**WHAT YOU HAVE TO DO**
An exact copy of every entry below is required, and no picture may appear in it.

EXTRACTED ENTRIES below:

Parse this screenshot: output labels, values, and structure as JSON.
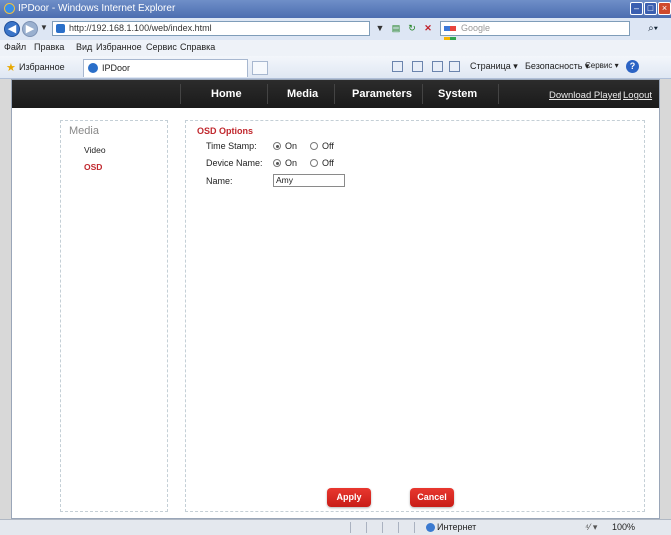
{
  "window": {
    "title": "IPDoor - Windows Internet Explorer",
    "minimize": "–",
    "maximize": "□",
    "close": "×"
  },
  "address": {
    "url": "http://192.168.1.100/web/index.html",
    "search_placeholder": "Google",
    "search_button": "⌕▾"
  },
  "menu": [
    "Файл",
    "Правка",
    "Вид",
    "Избранное",
    "Сервис",
    "Справка"
  ],
  "favorites": {
    "label": "Избранное",
    "tab_title": "IPDoor",
    "commands": [
      "Страница ▾",
      "Безопасность ▾",
      "Сервис ▾"
    ],
    "help": "?"
  },
  "nav": {
    "items": [
      "Home",
      "Media",
      "Parameters",
      "System"
    ],
    "download": "Download Player",
    "separator": "|",
    "logout": "Logout"
  },
  "sidebar": {
    "heading": "Media",
    "items": [
      "Video",
      "OSD"
    ],
    "active_color": "#c0272d"
  },
  "osd": {
    "title": "OSD Options",
    "rows": [
      {
        "label": "Time Stamp:",
        "on": "On",
        "off": "Off",
        "selected": "On"
      },
      {
        "label": "Device Name:",
        "on": "On",
        "off": "Off",
        "selected": "On"
      }
    ],
    "name_label": "Name:",
    "name_value": "Amy"
  },
  "buttons": {
    "apply": "Apply",
    "cancel": "Cancel"
  },
  "status": {
    "zone": "Интернет",
    "zoom": "100%",
    "protected": "⁴⁄ ▾"
  }
}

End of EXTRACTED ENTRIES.

**ANSWER SECTION**
Parse this screenshot: output labels, values, and structure as JSON.
{
  "window": {
    "title": "IPDoor - Windows Internet Explorer",
    "minimize": "–",
    "maximize": "□",
    "close": "×"
  },
  "address": {
    "url": "http://192.168.1.100/web/index.html",
    "search_placeholder": "Google",
    "search_button": "⌕▾"
  },
  "menu": [
    "Файл",
    "Правка",
    "Вид",
    "Избранное",
    "Сервис",
    "Справка"
  ],
  "favorites": {
    "label": "Избранное",
    "tab_title": "IPDoor",
    "commands": [
      "Страница ▾",
      "Безопасность ▾",
      "Сервис ▾"
    ],
    "help": "?"
  },
  "nav": {
    "items": [
      "Home",
      "Media",
      "Parameters",
      "System"
    ],
    "download": "Download Player",
    "separator": "|",
    "logout": "Logout"
  },
  "sidebar": {
    "heading": "Media",
    "items": [
      "Video",
      "OSD"
    ],
    "active_color": "#c0272d"
  },
  "osd": {
    "title": "OSD Options",
    "rows": [
      {
        "label": "Time Stamp:",
        "on": "On",
        "off": "Off",
        "selected": "On"
      },
      {
        "label": "Device Name:",
        "on": "On",
        "off": "Off",
        "selected": "On"
      }
    ],
    "name_label": "Name:",
    "name_value": "Amy"
  },
  "buttons": {
    "apply": "Apply",
    "cancel": "Cancel"
  },
  "status": {
    "zone": "Интернет",
    "zoom": "100%",
    "protected": "⁴⁄ ▾"
  }
}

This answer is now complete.